** Opening MATERIAL TO PROCESS block **
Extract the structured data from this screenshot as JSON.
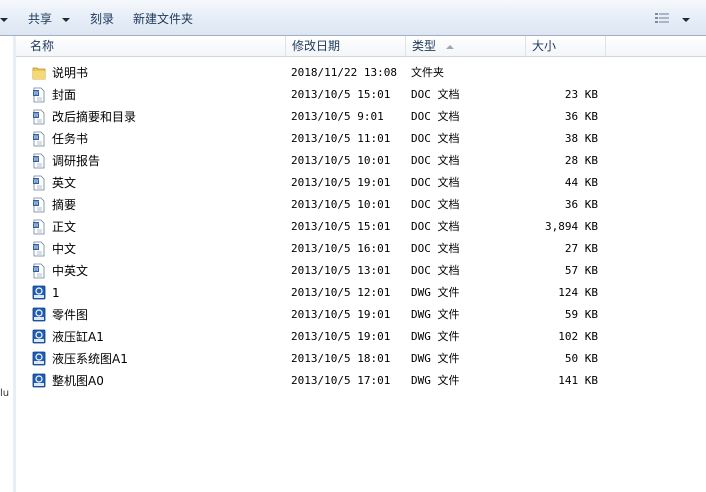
{
  "toolbar": {
    "share_label": "共享",
    "burn_label": "刻录",
    "new_folder_label": "新建文件夹"
  },
  "nav": {
    "partial_text": "lu"
  },
  "columns": {
    "name": "名称",
    "modified": "修改日期",
    "type": "类型",
    "size": "大小"
  },
  "files": [
    {
      "name": "说明书",
      "date": "2018/11/22 13:08",
      "type": "文件夹",
      "size": "",
      "icon": "folder-icon"
    },
    {
      "name": "封面",
      "date": "2013/10/5 15:01",
      "type": "DOC 文档",
      "size": "23 KB",
      "icon": "doc-icon"
    },
    {
      "name": "改后摘要和目录",
      "date": "2013/10/5 9:01",
      "type": "DOC 文档",
      "size": "36 KB",
      "icon": "doc-icon"
    },
    {
      "name": "任务书",
      "date": "2013/10/5 11:01",
      "type": "DOC 文档",
      "size": "38 KB",
      "icon": "doc-icon"
    },
    {
      "name": "调研报告",
      "date": "2013/10/5 10:01",
      "type": "DOC 文档",
      "size": "28 KB",
      "icon": "doc-icon"
    },
    {
      "name": "英文",
      "date": "2013/10/5 19:01",
      "type": "DOC 文档",
      "size": "44 KB",
      "icon": "doc-icon"
    },
    {
      "name": "摘要",
      "date": "2013/10/5 10:01",
      "type": "DOC 文档",
      "size": "36 KB",
      "icon": "doc-icon"
    },
    {
      "name": "正文",
      "date": "2013/10/5 15:01",
      "type": "DOC 文档",
      "size": "3,894 KB",
      "icon": "doc-icon"
    },
    {
      "name": "中文",
      "date": "2013/10/5 16:01",
      "type": "DOC 文档",
      "size": "27 KB",
      "icon": "doc-icon"
    },
    {
      "name": "中英文",
      "date": "2013/10/5 13:01",
      "type": "DOC 文档",
      "size": "57 KB",
      "icon": "doc-icon"
    },
    {
      "name": "1",
      "date": "2013/10/5 12:01",
      "type": "DWG 文件",
      "size": "124 KB",
      "icon": "dwg-icon"
    },
    {
      "name": "零件图",
      "date": "2013/10/5 19:01",
      "type": "DWG 文件",
      "size": "59 KB",
      "icon": "dwg-icon"
    },
    {
      "name": "液压缸A1",
      "date": "2013/10/5 19:01",
      "type": "DWG 文件",
      "size": "102 KB",
      "icon": "dwg-icon"
    },
    {
      "name": "液压系统图A1",
      "date": "2013/10/5 18:01",
      "type": "DWG 文件",
      "size": "50 KB",
      "icon": "dwg-icon"
    },
    {
      "name": "整机图A0",
      "date": "2013/10/5 17:01",
      "type": "DWG 文件",
      "size": "141 KB",
      "icon": "dwg-icon"
    }
  ]
}
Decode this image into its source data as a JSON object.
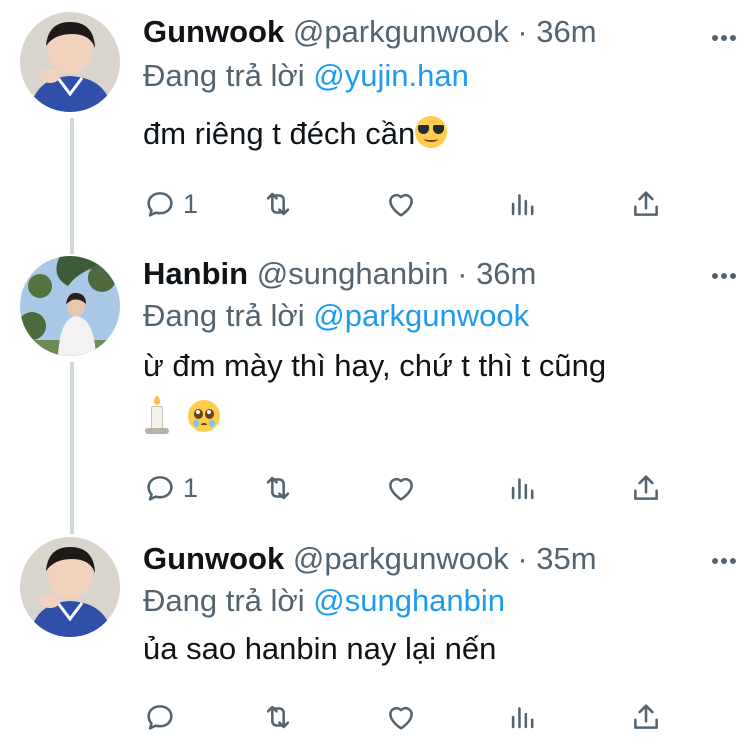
{
  "colors": {
    "text": "#0f1419",
    "muted": "#536471",
    "mention": "#1d9bf0",
    "thread_line": "#cfd9de"
  },
  "tweets": [
    {
      "name": "Gunwook",
      "handle": "@parkgunwook",
      "separator": "·",
      "time": "36m",
      "reply_prefix": "Đang trả lời",
      "reply_mention": "@yujin.han",
      "text": "đm riêng t đéch cần",
      "emoji": "smiling-face-with-sunglasses",
      "reply_count": "1"
    },
    {
      "name": "Hanbin",
      "handle": "@sunghanbin",
      "separator": "·",
      "time": "36m",
      "reply_prefix": "Đang trả lời",
      "reply_mention": "@parkgunwook",
      "text": "ừ đm mày thì hay, chứ t thì t cũng",
      "emoji": "candle, pleading-face",
      "reply_count": "1"
    },
    {
      "name": "Gunwook",
      "handle": "@parkgunwook",
      "separator": "·",
      "time": "35m",
      "reply_prefix": "Đang trả lời",
      "reply_mention": "@sunghanbin",
      "text": "ủa sao hanbin nay lại nến",
      "emoji": "",
      "reply_count": ""
    }
  ],
  "icons": [
    "reply-icon",
    "retweet-icon",
    "like-icon",
    "stats-icon",
    "share-icon",
    "more-icon"
  ]
}
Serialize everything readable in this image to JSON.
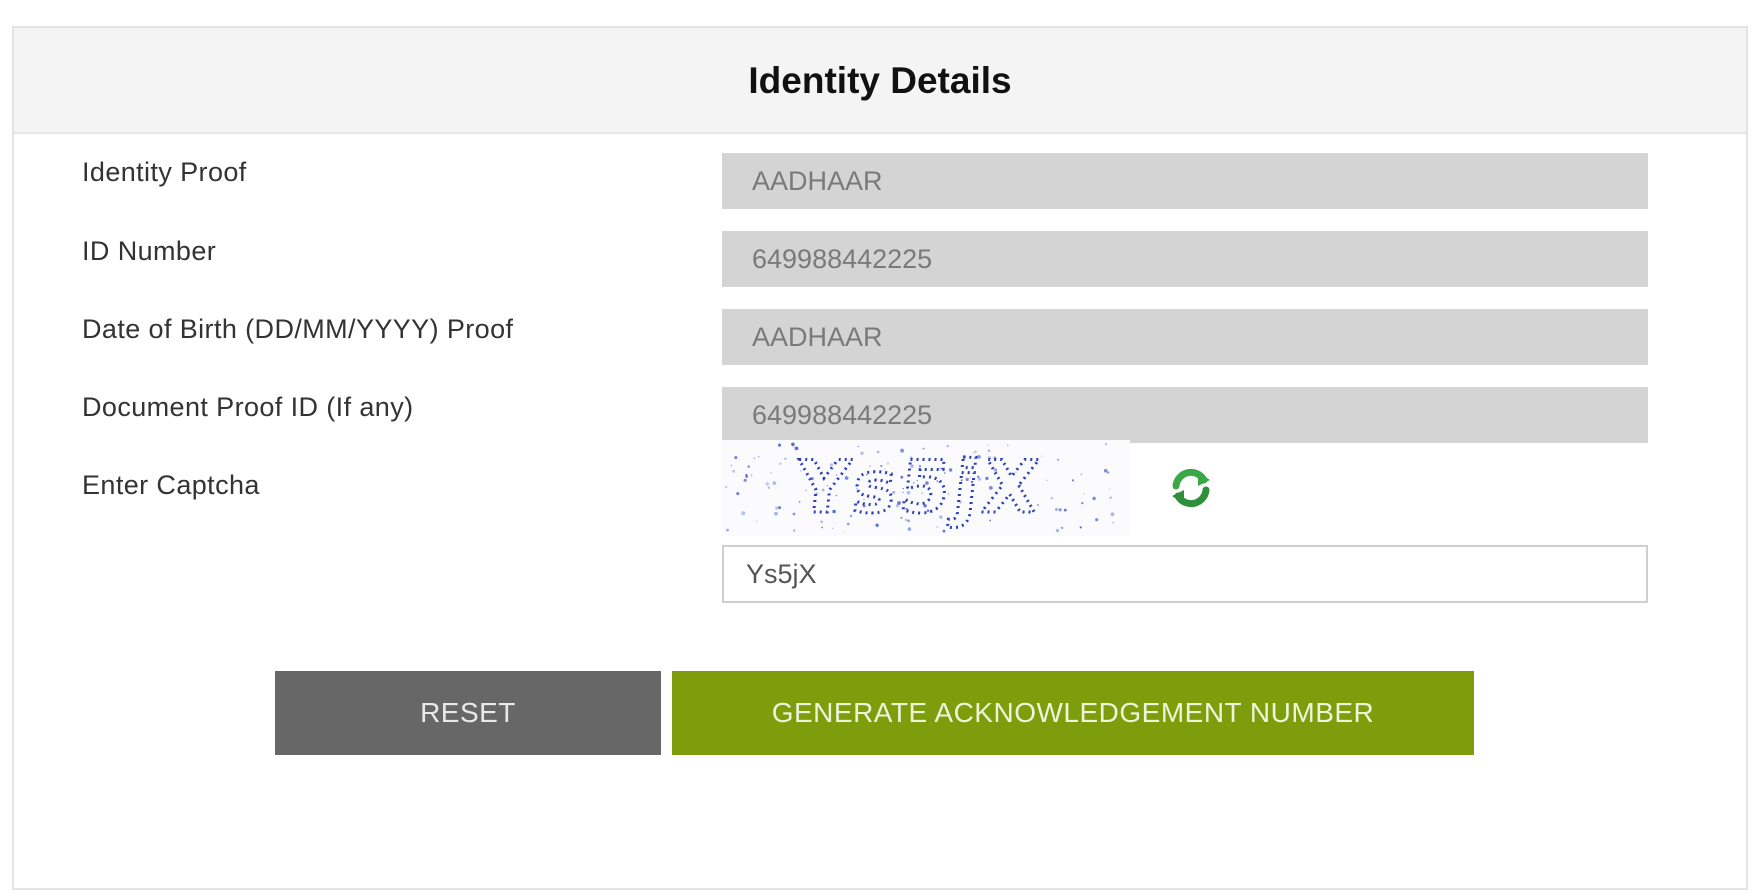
{
  "header": {
    "title": "Identity Details"
  },
  "fields": [
    {
      "label": "Identity Proof",
      "value": "AADHAAR"
    },
    {
      "label": "ID Number",
      "value": "649988442225"
    },
    {
      "label": "Date of Birth (DD/MM/YYYY) Proof",
      "value": "AADHAAR"
    },
    {
      "label": "Document Proof ID (If any)",
      "value": "649988442225"
    }
  ],
  "captcha": {
    "label": "Enter Captcha",
    "image_text": "Ys5jX",
    "input_value": "Ys5jX",
    "refresh_icon": "refresh-icon"
  },
  "buttons": {
    "reset_label": "RESET",
    "generate_label": "GENERATE ACKNOWLEDGEMENT NUMBER"
  },
  "colors": {
    "reset_bg": "#676767",
    "generate_bg": "#7d9d0c",
    "readonly_bg": "#d4d4d4",
    "captcha_text": "#2a3fb8",
    "refresh_icon": "#3aa845"
  }
}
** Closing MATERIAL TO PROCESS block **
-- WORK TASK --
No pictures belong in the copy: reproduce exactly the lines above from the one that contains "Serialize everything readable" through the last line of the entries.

-- YOUR SOLUTION --
Serialize everything readable in this image to JSON.
{
  "header": {
    "title": "Identity Details"
  },
  "fields": [
    {
      "label": "Identity Proof",
      "value": "AADHAAR"
    },
    {
      "label": "ID Number",
      "value": "649988442225"
    },
    {
      "label": "Date of Birth (DD/MM/YYYY) Proof",
      "value": "AADHAAR"
    },
    {
      "label": "Document Proof ID (If any)",
      "value": "649988442225"
    }
  ],
  "captcha": {
    "label": "Enter Captcha",
    "image_text": "Ys5jX",
    "input_value": "Ys5jX",
    "refresh_icon": "refresh-icon"
  },
  "buttons": {
    "reset_label": "RESET",
    "generate_label": "GENERATE ACKNOWLEDGEMENT NUMBER"
  },
  "colors": {
    "reset_bg": "#676767",
    "generate_bg": "#7d9d0c",
    "readonly_bg": "#d4d4d4",
    "captcha_text": "#2a3fb8",
    "refresh_icon": "#3aa845"
  }
}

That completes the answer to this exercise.